(Excerpted records):

------------------------------------

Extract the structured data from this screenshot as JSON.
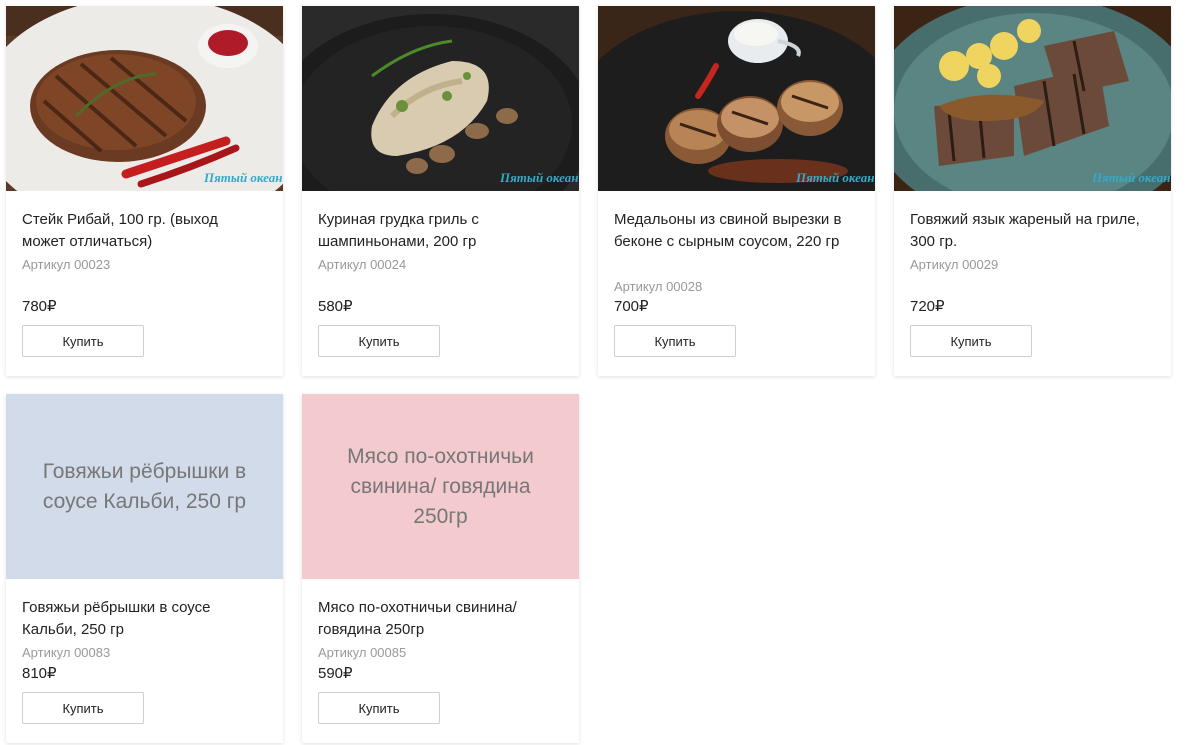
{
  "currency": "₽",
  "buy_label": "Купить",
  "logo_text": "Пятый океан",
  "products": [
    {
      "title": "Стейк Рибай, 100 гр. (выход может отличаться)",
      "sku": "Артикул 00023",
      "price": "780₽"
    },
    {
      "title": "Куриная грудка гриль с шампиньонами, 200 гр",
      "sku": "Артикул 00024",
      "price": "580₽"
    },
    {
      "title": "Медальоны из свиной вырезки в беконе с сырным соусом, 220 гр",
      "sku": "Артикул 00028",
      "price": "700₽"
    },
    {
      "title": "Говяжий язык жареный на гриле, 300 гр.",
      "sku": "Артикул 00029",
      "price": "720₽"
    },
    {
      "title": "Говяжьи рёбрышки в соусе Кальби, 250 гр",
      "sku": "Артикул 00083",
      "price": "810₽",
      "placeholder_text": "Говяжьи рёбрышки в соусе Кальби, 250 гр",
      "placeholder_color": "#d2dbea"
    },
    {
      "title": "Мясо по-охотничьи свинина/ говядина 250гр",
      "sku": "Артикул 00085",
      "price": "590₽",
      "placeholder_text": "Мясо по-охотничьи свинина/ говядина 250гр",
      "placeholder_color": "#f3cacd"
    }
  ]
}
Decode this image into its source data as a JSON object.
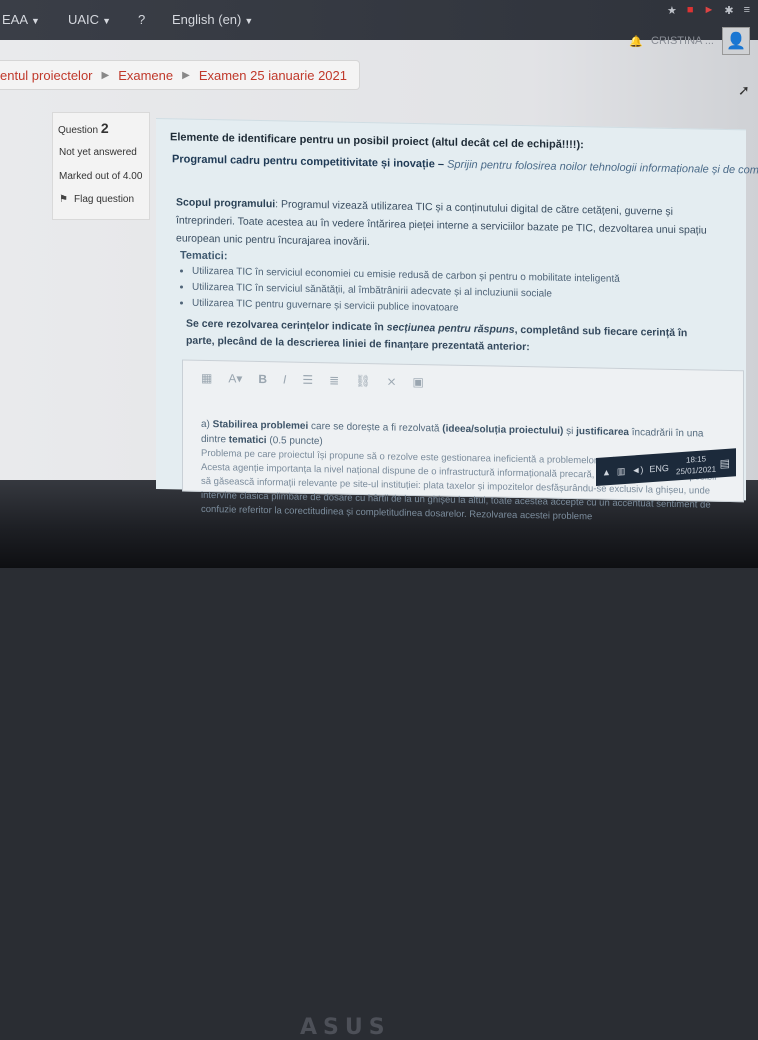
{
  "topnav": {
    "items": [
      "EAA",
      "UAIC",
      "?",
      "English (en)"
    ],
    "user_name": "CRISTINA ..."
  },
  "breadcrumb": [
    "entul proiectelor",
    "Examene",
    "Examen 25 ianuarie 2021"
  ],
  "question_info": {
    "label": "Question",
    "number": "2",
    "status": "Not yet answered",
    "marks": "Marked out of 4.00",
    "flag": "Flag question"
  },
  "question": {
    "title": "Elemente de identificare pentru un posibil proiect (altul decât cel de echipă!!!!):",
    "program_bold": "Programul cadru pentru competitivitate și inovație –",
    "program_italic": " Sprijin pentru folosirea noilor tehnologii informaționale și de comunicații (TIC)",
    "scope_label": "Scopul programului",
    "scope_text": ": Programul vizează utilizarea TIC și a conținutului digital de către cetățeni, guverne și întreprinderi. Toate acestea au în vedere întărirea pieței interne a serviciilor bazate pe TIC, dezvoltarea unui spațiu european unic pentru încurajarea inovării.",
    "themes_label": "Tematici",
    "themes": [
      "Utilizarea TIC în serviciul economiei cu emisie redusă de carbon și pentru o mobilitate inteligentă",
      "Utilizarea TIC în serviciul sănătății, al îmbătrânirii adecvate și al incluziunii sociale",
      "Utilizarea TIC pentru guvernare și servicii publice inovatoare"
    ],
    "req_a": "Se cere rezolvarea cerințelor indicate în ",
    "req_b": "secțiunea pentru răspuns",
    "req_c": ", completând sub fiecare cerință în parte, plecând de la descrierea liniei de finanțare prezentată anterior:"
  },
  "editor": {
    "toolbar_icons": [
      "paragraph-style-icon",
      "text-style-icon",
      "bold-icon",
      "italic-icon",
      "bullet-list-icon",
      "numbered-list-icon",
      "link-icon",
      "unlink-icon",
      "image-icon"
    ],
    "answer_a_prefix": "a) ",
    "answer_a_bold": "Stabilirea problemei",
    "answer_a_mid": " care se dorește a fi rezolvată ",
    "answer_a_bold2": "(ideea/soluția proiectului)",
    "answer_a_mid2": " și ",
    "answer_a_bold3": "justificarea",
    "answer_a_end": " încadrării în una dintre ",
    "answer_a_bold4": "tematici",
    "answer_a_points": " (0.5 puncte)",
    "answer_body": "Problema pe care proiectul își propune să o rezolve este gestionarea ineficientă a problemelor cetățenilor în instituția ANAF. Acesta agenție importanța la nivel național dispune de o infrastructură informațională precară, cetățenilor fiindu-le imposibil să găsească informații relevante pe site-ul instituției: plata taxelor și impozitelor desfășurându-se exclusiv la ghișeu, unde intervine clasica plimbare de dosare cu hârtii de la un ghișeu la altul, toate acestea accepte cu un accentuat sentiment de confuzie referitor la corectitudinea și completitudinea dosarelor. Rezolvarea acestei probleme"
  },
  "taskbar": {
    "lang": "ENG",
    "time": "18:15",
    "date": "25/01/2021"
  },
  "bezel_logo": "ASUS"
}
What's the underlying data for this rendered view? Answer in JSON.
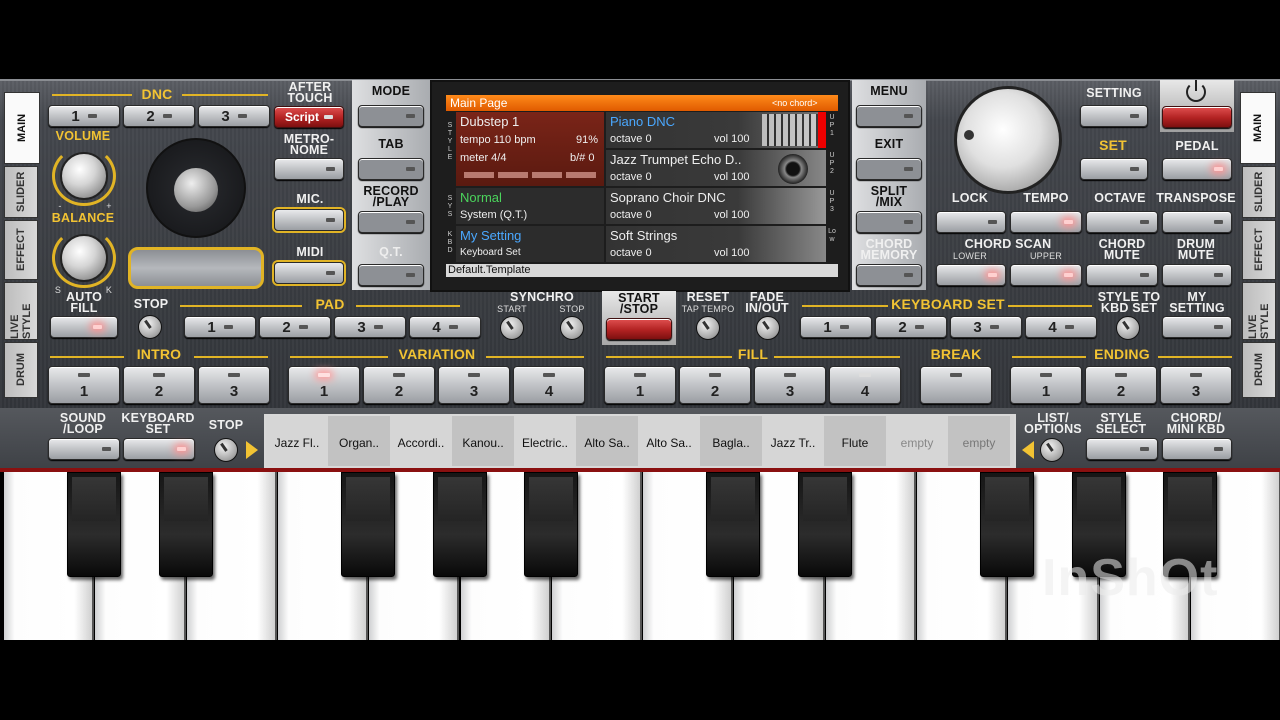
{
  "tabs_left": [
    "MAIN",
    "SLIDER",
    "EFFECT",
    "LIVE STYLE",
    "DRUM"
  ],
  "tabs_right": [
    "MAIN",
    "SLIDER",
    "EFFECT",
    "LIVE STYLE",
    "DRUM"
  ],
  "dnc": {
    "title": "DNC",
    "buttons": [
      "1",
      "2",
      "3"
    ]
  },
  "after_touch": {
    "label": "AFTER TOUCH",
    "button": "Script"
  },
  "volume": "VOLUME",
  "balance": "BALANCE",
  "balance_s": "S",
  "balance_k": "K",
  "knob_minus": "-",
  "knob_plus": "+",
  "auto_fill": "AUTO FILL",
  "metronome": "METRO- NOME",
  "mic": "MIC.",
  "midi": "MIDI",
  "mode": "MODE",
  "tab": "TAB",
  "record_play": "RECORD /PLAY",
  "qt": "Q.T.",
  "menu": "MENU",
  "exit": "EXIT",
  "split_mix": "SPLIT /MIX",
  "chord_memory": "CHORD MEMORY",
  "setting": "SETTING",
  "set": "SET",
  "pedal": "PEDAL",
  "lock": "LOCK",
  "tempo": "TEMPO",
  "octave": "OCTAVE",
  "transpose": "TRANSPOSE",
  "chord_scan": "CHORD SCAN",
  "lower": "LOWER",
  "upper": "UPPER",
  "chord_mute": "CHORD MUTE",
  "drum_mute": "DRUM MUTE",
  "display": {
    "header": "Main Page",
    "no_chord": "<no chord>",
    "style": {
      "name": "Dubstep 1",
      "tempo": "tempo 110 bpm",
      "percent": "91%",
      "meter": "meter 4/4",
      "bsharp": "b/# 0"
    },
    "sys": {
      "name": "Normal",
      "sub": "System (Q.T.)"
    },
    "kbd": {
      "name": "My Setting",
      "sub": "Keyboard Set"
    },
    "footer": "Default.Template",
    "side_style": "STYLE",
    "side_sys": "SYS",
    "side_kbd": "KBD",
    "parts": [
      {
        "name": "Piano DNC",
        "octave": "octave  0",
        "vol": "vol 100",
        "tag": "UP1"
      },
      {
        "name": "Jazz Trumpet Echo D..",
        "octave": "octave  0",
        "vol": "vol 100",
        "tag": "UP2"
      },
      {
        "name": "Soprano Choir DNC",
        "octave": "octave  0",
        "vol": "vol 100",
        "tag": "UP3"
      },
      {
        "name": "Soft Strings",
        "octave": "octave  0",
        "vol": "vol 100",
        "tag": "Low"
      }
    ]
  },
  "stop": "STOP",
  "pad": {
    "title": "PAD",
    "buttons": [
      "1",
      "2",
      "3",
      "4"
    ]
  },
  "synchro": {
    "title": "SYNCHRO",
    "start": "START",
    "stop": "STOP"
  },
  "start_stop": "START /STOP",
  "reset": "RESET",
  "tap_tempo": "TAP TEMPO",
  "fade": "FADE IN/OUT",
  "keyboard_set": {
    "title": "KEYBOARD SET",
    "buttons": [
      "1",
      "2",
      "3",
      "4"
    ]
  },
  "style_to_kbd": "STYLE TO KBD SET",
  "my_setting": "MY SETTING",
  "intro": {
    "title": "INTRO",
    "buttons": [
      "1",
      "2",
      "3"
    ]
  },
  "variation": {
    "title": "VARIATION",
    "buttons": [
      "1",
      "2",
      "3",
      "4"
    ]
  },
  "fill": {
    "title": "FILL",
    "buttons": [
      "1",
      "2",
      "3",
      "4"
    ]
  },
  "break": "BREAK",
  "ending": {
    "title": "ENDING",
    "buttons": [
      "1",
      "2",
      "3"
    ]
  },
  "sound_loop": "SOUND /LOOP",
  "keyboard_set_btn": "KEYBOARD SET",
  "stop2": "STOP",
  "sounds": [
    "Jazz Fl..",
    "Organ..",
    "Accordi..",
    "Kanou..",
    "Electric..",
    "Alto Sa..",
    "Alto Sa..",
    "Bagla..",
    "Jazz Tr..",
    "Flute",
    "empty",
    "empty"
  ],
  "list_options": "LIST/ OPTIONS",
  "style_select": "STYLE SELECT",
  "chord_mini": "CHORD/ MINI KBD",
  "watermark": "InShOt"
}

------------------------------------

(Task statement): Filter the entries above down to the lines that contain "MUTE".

(Task output):
  "chord_mute": "CHORD MUTE",
  "drum_mute": "DRUM MUTE",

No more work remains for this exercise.